- Here, too, there have been terrible changes over the years. At one time, some workers might live in a tent for a month. No picker needs to live like this today.
At best, a daily salary of one hundred euros
According to Seppänen, Korpiniemen Mansikka pays its employees a contract salary based on the so-called ladder tax principle. Pickers get as much money a day as they collect in a three-liter berry pot.
- At best, Ukrainian workers have collected berries for thirty kopecks a day. It is a daily salary of roughly one hundred euros. In many cases, however, a booth is accumulated for only sixty euros a day.
Freshly picked strawberries on the Suomusalmi berry farm.
Photo: Anniina Seppänen
In the public debate, foreign seasonal workers are invariably perceived as cheap labor, but Seppänen says that Korpiniemi Strawberry pays Finns and foreigners the same for their work.
According to Seppänen, the Eastern Europeans who took part in the Kainuu harvest are experienced pickers, and many have visited the same farm for several consecutive summers. Marjatila strives to arrange good working conditions for foreigners as well as for Finns. According to Seppänen, the treatment of seasonal workers on some farms has been harsh.
- They may be treated like dogs. Break times have been unreasonable and workers have been put to pick up in heavy rain. We start from the premise that foreign workers are valued where all people are. They are very honest, hardworking and straight forward. In addition, the entrepreneur can be sure that they will not leave the farm in the middle of work away.
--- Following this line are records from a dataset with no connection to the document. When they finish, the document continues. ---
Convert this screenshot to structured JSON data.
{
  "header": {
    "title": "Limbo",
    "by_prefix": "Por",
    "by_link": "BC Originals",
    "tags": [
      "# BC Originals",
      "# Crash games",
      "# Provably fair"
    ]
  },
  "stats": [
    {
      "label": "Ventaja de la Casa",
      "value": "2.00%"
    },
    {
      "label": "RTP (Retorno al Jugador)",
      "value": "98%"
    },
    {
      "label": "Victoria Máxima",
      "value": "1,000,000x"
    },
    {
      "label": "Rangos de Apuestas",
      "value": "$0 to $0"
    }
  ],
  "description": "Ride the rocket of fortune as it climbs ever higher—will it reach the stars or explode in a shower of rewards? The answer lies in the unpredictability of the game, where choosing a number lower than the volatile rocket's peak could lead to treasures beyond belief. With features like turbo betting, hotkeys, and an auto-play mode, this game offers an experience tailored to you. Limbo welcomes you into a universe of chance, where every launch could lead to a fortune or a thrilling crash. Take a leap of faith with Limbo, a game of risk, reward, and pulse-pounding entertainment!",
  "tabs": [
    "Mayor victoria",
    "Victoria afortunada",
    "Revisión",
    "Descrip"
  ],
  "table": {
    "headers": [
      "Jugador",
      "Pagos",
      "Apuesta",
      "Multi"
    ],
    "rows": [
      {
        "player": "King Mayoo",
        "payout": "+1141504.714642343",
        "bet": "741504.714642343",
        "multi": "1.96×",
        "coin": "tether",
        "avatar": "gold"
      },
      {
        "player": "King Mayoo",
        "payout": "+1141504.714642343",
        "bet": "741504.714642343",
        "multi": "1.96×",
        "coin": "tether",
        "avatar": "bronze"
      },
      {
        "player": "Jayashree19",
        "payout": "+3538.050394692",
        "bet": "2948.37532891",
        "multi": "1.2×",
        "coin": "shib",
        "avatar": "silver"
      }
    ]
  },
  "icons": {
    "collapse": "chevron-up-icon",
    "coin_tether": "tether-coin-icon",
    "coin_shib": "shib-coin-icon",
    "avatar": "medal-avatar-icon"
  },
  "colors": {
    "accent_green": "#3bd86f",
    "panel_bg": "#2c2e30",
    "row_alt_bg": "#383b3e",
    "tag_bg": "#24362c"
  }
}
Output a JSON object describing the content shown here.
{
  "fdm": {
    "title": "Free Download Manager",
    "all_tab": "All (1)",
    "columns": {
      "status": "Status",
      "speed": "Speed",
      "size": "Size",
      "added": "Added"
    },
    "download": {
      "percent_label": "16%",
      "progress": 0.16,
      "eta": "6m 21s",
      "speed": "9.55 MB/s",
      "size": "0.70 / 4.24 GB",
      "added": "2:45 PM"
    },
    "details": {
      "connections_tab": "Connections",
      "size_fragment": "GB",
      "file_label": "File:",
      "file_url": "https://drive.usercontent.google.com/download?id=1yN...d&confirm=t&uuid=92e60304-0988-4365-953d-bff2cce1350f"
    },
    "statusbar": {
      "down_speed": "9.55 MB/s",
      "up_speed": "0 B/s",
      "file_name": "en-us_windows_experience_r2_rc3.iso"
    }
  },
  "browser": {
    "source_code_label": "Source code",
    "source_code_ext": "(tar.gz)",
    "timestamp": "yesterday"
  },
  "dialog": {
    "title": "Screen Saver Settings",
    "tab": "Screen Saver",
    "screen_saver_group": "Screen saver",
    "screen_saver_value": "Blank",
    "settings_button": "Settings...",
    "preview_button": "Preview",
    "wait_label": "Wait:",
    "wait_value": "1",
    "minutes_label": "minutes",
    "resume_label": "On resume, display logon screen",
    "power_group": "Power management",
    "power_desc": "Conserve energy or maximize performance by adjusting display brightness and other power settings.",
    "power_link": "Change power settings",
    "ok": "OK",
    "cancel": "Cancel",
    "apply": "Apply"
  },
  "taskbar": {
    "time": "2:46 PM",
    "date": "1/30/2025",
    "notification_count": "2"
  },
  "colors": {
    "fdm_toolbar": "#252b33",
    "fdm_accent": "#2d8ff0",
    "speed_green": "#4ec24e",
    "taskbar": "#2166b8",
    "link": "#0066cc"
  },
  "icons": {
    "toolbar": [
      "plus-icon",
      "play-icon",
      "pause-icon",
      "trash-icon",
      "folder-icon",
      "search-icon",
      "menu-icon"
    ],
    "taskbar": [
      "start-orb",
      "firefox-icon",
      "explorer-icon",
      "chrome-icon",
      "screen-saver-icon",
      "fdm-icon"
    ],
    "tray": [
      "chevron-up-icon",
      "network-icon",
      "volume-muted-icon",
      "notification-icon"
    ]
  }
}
The Government has outlined that 9,000 seasonal workers can come to Finland from Ukraine this year for agricultural work. After the end of the seasonal work, they can also stay in Finland to pick wild berries. However, Ukraine requires at least three months of employment from its citizens traveling to Finnish berry farms.